(Work task) Check each line of the listing below for the word "thumb" and say how many lines have it. Nothing else should be written.

(Dataset entries)
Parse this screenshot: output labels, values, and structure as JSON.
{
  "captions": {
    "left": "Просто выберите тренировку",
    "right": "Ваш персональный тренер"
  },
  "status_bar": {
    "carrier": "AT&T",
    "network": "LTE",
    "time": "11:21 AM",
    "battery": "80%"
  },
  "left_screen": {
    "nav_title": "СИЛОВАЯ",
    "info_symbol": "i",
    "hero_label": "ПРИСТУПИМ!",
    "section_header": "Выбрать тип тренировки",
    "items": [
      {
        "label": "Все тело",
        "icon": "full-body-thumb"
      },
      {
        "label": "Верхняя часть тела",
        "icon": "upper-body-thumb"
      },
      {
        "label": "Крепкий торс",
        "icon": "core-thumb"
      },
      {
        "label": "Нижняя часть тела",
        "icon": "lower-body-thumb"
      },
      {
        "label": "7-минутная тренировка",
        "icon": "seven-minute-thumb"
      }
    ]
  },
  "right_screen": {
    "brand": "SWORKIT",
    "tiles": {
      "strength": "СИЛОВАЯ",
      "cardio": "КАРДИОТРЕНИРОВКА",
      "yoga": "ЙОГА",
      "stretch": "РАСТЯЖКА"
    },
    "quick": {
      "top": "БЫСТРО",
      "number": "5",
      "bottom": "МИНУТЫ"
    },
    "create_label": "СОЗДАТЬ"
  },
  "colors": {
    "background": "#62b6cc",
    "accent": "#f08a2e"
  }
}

(Your solution) 5